OUTA was initially encouraged by what we thought was a change of attitude on the part of the Minister of Transport and the National transport authorities toward the Gauteng E-toll Advisory Panel. At the very least we were hoping that Sanral and the DoT would acknowledge that they had erred in their assumptions, their failed public engagement program, and maybe even admit to exaggerating their claims of the number of e-tags in use.
Instead it appears that Minister Peters is using the opportunity afforded by the Gauteng Advisory Panel to go on the offensive and accuse the e-toll critics of spreading lies and half-truths. This appears as a new rattling of the legal adversarial sabre and is totally uncalled for, especially in the light of OUTA’s exposure of many misleading statements and fabrications by Sanral executives on the e-Toll decision.
The Minister’s opening comments appear to be aimed at slapping down the Gauteng Provincial Government, despite the fact that Premier Makhura has shown admirable leadership in doing what Sanral and DoT ought to have done with all stakeholders in 2007 – i.e. engage meaningfully in a mature dialogue and consultation.
Her comments about the supposed lawfulness is a total distortion of the facts as can be read in the Supreme Court of Appeal’s judgment of September 2013. While judge Vorster in his November 2012 judgment found that the late application could not be condoned, the SCA, upheld that while Judge Vorster was correct in finding that the late application could not be condoned, they amended his judgment in two important respects. Firstly the SCA found that, since that the late application had been dismissed, he was not authorised to make a finding on the substantive arguments over the lawfulness of the e-toll declaration.
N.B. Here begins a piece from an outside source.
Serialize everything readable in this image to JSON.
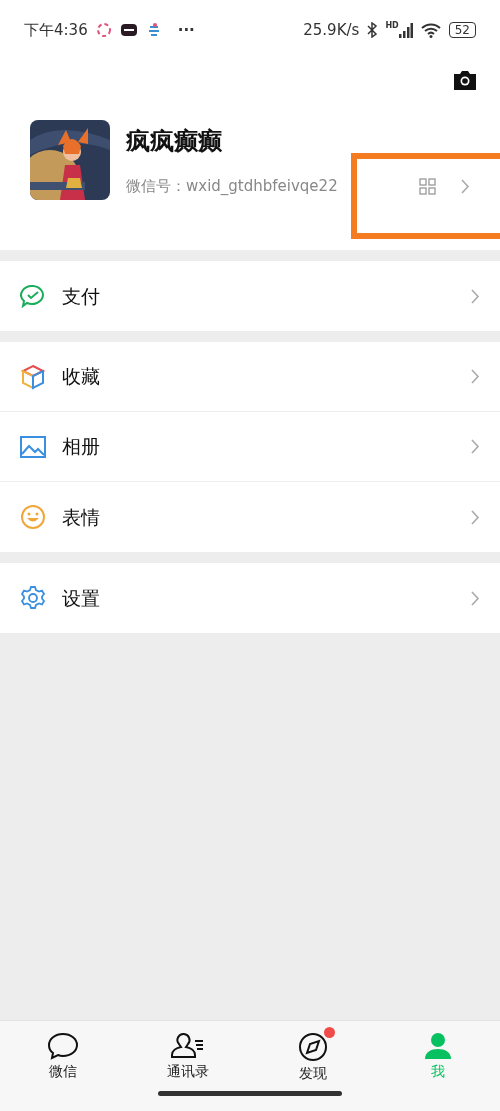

Secondly the punitive costs order against OUTA was rescinded.
“OUTA is firmly convinced that if and when criminal charges are laid against any individual for the non-payment of e-tolls, we will be able to prove that the tolling declaration was unlawful,” said John Clarke, OUTA Joint Spokesperson. “In addition to our findings, we are further convinced that the criminal court will acquit the first person charged for the same reasons that Mr Nicholaas Smit was acquitted for refusing to pay toll in 2006 at the Nkomazi Plaza in Mpumalanga – a failure to consult with stakeholders”.
Instead of accusing critics of showing disrespect for the law, Minister Peters ought to be asking Nazir Alli why he showed complete disregarded for Judge Mojapelo’s careful efforts to spell out the meaning of consultation in that judgment of 2006. Against that benchmark, Sanral’s consultation process for the e-toll decision in 2007 and 2008 was farcical.
It is quite disturbing that the Minister Peters is now trying to force submission to what OUTA believes is an unlawful law. Open Road Tolling systems hinge entirely on voluntary public cooperation and any attempt by authorities to force cooperation of an unlawful system is going to be resisted.
“We have repeatedly argued the unworkability of e-tolls and following a year of operation, all evidence of the current fiasco has proved us correct. Judging by the Minister’s input provided on Tuesday, OUTA now calls on the public to once again donate to their Rule of Law campaign (see www.outa.co.za), so that we can prepare to mount a defense, if and when the NPA commences prosecution for the non-payment of tolls,” says Wayne Duvenage, the Chairperson of OUTA.
OUTA is however grateful for the information provided by the Department of Transport in their presentation to the panel, which clearly shows they have not grasped the issue at hand on the e-toll matter. They can try to force the people to submit, but they can’t force them to co-operate. Should the authorities ever attempt to do so, they must be prepared for the consequences of their actions. Furthermore, one year on and with less than 40% compliance, their idea of a user pays system has clearly failed. If the Sanral and the Minister can’t understand that, there is nothing more to do except watch the system’s losses increase further.